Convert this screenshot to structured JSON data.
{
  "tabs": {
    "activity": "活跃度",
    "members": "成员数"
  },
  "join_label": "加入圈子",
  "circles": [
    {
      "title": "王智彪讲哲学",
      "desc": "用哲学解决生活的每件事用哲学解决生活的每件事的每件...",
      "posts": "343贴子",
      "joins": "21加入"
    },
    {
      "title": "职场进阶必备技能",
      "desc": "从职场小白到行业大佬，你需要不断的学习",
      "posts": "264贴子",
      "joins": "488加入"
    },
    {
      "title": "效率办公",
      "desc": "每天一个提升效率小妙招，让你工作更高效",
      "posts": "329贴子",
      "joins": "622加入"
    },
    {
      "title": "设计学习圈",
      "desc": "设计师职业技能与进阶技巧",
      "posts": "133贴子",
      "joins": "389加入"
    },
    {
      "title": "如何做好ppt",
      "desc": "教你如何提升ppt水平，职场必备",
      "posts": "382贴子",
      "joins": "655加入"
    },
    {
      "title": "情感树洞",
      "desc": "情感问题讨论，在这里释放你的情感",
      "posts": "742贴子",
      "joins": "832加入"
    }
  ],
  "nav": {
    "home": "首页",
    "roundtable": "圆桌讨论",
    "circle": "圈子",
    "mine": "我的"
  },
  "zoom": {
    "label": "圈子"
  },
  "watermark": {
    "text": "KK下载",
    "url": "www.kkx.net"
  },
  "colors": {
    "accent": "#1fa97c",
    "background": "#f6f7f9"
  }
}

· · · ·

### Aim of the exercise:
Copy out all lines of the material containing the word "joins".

### Solution to this problem:
      "joins": "21加入"
      "joins": "488加入"
      "joins": "622加入"
      "joins": "389加入"
      "joins": "655加入"
      "joins": "832加入"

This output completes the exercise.